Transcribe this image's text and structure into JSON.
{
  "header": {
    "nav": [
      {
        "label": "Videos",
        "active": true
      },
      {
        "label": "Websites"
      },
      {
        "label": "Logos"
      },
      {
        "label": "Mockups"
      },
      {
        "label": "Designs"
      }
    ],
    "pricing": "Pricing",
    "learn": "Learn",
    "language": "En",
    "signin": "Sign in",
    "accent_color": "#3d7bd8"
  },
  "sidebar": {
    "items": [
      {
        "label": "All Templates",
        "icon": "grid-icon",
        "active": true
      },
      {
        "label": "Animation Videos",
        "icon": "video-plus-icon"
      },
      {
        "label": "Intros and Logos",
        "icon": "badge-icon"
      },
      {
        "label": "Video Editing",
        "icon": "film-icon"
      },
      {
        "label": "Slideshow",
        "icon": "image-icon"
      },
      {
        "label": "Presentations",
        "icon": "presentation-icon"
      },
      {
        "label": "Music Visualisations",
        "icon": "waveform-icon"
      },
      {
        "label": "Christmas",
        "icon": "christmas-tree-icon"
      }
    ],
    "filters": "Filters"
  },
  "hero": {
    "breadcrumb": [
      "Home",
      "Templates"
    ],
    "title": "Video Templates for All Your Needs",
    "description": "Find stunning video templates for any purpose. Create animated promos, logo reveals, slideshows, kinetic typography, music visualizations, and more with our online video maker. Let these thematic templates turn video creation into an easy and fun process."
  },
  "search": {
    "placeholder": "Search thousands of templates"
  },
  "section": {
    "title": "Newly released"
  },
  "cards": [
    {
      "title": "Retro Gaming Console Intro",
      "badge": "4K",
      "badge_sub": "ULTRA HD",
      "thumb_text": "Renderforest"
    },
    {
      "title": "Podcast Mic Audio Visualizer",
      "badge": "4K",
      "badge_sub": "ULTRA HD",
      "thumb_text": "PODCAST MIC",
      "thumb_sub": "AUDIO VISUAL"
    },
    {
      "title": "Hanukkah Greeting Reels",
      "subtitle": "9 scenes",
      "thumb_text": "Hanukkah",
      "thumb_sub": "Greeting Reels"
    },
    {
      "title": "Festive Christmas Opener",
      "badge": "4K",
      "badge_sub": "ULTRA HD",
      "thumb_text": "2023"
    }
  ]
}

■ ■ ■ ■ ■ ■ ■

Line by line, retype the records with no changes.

[Response for this exercise]
Transcribe this image's text and structure into JSON.
{
  "header": {
    "nav": [
      {
        "label": "Videos",
        "active": true
      },
      {
        "label": "Websites"
      },
      {
        "label": "Logos"
      },
      {
        "label": "Mockups"
      },
      {
        "label": "Designs"
      }
    ],
    "pricing": "Pricing",
    "learn": "Learn",
    "language": "En",
    "signin": "Sign in",
    "accent_color": "#3d7bd8"
  },
  "sidebar": {
    "items": [
      {
        "label": "All Templates",
        "icon": "grid-icon",
        "active": true
      },
      {
        "label": "Animation Videos",
        "icon": "video-plus-icon"
      },
      {
        "label": "Intros and Logos",
        "icon": "badge-icon"
      },
      {
        "label": "Video Editing",
        "icon": "film-icon"
      },
      {
        "label": "Slideshow",
        "icon": "image-icon"
      },
      {
        "label": "Presentations",
        "icon": "presentation-icon"
      },
      {
        "label": "Music Visualisations",
        "icon": "waveform-icon"
      },
      {
        "label": "Christmas",
        "icon": "christmas-tree-icon"
      }
    ],
    "filters": "Filters"
  },
  "hero": {
    "breadcrumb": [
      "Home",
      "Templates"
    ],
    "title": "Video Templates for All Your Needs",
    "description": "Find stunning video templates for any purpose. Create animated promos, logo reveals, slideshows, kinetic typography, music visualizations, and more with our online video maker. Let these thematic templates turn video creation into an easy and fun process."
  },
  "search": {
    "placeholder": "Search thousands of templates"
  },
  "section": {
    "title": "Newly released"
  },
  "cards": [
    {
      "title": "Retro Gaming Console Intro",
      "badge": "4K",
      "badge_sub": "ULTRA HD",
      "thumb_text": "Renderforest"
    },
    {
      "title": "Podcast Mic Audio Visualizer",
      "badge": "4K",
      "badge_sub": "ULTRA HD",
      "thumb_text": "PODCAST MIC",
      "thumb_sub": "AUDIO VISUAL"
    },
    {
      "title": "Hanukkah Greeting Reels",
      "subtitle": "9 scenes",
      "thumb_text": "Hanukkah",
      "thumb_sub": "Greeting Reels"
    },
    {
      "title": "Festive Christmas Opener",
      "badge": "4K",
      "badge_sub": "ULTRA HD",
      "thumb_text": "2023"
    }
  ]
}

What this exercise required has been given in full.